Apparently, a source internal to the Financial Crimes Enforcement Network – the anti-money laundering unit of the US Finance department – leaked a number of reports made to the federal agency, including suspicious activity reports. What emerged is that… drum roll…
… banks do not seem to do everything in their effort to stop dirty money flows.
Once more: banks do not keep up their promise to stop servicing high risk customers. In some cases, they don’t seem to try at all, and in 2 cases they got caught red handed.
Once you’ll have recovered from the shock, we can keep on following the developments, wondering why would banks invest in stopping criminal activity, when they know that law enforcement does not come even close to having enough resources to follow up on all the reports. Why would banks give up profitable clients, when the risk of getting caught dealing with them is so low?
The problem is that instead of focusing on effective systems aimed at flagging problematic transactions, banks seem to prefer to invest in consultants who tell them how to best perform within the law and still manage to serve as many clients as possible without risking sanctions. And the technology here is not exactly a problem: Lemonade, Inc, has been using bots to process insurance claims and stop the fraudulent ones, and we are talking about a lot of data of different kinds, since contracts have different parameters to begin with, claims are made on video, and every incident is unique. For transaction data however, the problem is much simpler. Take a look at the leaked data: there will be a beneficiary and a payer, a currency code, an amount, a date. You don’t even need Artificial Intelligence or Machine Learning to catch the biggest red flags here. Yes, there are trillions of transactions in a day, but the data is much more uniform. Once proper KYC (“know your customer”) background research is done before an account is opened, it’s not difficult to implement a system that alerts in specific cases.
Why do we keep on getting surprised when news of this kind breaks out? How could we expect anything different when the incentives are such that banks have to choose between what’s right and what’s profitable?

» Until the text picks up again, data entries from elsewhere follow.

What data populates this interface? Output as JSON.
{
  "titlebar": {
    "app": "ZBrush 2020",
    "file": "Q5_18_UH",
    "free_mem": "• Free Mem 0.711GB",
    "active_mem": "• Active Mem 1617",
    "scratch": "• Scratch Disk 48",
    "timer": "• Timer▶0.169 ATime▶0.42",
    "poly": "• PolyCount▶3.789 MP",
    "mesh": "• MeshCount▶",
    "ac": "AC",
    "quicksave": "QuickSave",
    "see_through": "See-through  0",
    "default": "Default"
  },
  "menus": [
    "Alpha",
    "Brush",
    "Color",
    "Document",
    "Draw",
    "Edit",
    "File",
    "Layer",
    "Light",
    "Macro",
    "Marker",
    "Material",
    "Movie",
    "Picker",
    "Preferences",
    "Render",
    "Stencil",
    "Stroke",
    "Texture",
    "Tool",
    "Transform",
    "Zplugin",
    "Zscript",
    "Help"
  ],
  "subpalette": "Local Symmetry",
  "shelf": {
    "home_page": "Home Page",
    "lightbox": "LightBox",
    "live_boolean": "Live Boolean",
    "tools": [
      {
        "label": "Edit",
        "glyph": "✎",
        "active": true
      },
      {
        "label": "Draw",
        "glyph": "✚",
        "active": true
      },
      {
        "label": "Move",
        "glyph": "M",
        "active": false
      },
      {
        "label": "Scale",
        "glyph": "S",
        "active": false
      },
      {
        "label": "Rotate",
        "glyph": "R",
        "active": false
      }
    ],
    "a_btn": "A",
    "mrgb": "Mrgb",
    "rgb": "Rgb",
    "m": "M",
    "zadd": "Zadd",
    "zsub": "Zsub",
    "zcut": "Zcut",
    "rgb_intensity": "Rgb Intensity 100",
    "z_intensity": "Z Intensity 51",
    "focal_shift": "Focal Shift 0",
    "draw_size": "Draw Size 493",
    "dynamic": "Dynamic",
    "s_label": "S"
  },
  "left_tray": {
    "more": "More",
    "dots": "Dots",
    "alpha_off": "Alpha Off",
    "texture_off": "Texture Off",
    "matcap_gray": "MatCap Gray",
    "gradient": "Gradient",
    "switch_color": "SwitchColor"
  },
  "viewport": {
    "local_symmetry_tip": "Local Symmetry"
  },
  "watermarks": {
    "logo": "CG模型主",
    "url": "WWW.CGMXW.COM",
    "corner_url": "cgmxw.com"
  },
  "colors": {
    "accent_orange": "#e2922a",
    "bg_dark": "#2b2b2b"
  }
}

Are banks really to blame? Maybe, if incentives were different, their motivation would also be different. Isn't it time to start reviewing those incentives, then, so that ethical behavior gets properly rewarded too?